The training focused on company, platoon, squad and fire team tactics and deployment in patrolling, ambush, attack and defense. Other areas of training included: infiltration under live fire, field craft, camouflage; the latest infantry weapons; use of military explosives, grenades, flamethrowers, mine warfare and identification, night tactics. The Marines were issued the M-1, since ammunition was very plentiful for these obsolete weapons. The BAR was used, as the Fire Team support weapon. The weapons used for familiarity by the Coastal Forces were the M-79, M-14, BAR, M-1, M-1 Carbine, .45 ACP Thompson, M-60 LMG, 1919A4 LMG, .45 ACP Pistol, 3.5 Rocket Launcher, and a flame thrower. The fully automatic Colt AR-15 was issued as the Coast Guard weapon for deployment with the Coastal Forces. These weapons were the early ones with the light bold carrier and very high cyclic rate of fire. They jammed very often. Cleaning and maintenance of this piece was still undergoing some evaluation. Ammunition was found to be one of the problems. A slower cyclic rate also reduced some of the malfunctions.
Once the six weeks of Marine ITR training was completed, the focus of training was tightened up. SCUBA training and more hand-to-hand combat techniques were added to the training time. Much more focus on the training of the trainer and leadership was done. Several field exercises with swimmers attempting to infiltrate were conducted. The training was good, but it was nice to go home.
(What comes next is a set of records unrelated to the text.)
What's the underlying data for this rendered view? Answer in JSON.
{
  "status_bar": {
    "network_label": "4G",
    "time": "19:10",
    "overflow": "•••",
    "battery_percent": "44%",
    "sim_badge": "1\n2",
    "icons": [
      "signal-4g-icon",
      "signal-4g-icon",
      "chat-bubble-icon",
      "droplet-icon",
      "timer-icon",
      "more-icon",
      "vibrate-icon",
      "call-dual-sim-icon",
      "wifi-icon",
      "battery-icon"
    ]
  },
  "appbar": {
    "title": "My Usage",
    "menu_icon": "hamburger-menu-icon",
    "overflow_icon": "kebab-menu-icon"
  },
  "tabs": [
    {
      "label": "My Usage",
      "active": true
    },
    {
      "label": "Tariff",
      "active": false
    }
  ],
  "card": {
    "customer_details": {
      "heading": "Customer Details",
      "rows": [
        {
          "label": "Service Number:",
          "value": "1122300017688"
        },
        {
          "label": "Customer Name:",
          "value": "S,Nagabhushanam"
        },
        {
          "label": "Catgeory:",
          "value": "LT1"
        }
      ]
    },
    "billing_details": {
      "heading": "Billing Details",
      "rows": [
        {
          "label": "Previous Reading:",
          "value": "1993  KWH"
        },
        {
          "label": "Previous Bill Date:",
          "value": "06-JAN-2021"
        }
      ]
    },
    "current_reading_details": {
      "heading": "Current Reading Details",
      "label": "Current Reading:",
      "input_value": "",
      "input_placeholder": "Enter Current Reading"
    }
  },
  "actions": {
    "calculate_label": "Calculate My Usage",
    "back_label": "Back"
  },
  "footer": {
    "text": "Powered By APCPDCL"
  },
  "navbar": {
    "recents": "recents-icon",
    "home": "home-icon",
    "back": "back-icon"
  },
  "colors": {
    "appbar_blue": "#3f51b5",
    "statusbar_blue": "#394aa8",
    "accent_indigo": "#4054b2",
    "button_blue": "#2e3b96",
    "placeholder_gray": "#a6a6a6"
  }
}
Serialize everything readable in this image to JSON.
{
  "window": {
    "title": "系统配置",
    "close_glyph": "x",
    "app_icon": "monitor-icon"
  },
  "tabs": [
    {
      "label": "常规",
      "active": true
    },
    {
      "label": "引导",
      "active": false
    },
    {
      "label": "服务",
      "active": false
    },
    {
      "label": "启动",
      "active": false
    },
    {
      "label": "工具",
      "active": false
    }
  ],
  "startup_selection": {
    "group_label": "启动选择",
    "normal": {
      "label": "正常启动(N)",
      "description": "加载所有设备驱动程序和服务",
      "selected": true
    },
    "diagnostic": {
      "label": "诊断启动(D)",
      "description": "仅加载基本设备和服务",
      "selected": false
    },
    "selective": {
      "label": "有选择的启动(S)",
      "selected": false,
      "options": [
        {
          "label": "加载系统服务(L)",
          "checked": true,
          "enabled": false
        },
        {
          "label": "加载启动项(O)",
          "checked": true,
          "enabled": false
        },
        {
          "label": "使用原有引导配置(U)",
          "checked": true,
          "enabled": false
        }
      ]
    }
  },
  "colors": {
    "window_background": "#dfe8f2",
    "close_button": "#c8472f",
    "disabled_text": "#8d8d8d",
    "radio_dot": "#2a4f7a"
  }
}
The San Diego Reserve Unit 11-82741 only had a small cadre of Coastal Forces graduates. This unit was not dedicated to Coastal Forces. Certain units on the West Coast were specifically selected to reorganize as Coastal Forces units, very similar to the PSUs of today. These units had a few CF "A" School graduates in key places, while the rest had to be trained from the bottom up in infantry related issues.
I was sent to a multi-unit two-week course and maneuver in Ventura County, California in the summer of 1966. The few Coastal Forces graduates in the 150-man group did well, but the officers and other enlisted personnel just were not trained well. The motivation and aggressive patrol capabilities were very limited. Most of the enlisted simply wanted to get in their time and go home. This was the time of the anti-Viet Nam War issues really springing up. The "A" school graduates were much more focused and understood the mission better. The "A" school graduates moved up very quickly. You just cannot put a green uniform on a sailor and expect him to do a job without motivated leadership and direction. There was a sense of frustration in the units. Individuals drove some units, but the effectiveness under "peace time' conditions was not a positive motivator.
The program was eliminated in the spring of 1967. I was given the opportunity to lateral from CF-2 to PS-2. I did this, as an expedient. Once you were E-5 in my unit, some of the mundane requirements were lifted.
I owe the Coast Guard much. The training in the Coastal Forces Program was exciting and uplifting. My later experiences in MSO and small boat operations were exactly what I wanted. Being the Reserve Chief of several small boat stations was a very satisfactory situation. Assisting others in need was always at the heart of my drive in the Coast Guard. This I did on a number of occasions.
These things are good. Perhaps, the world is a little better for our service.
Mike Benjamin, PSC, USCGR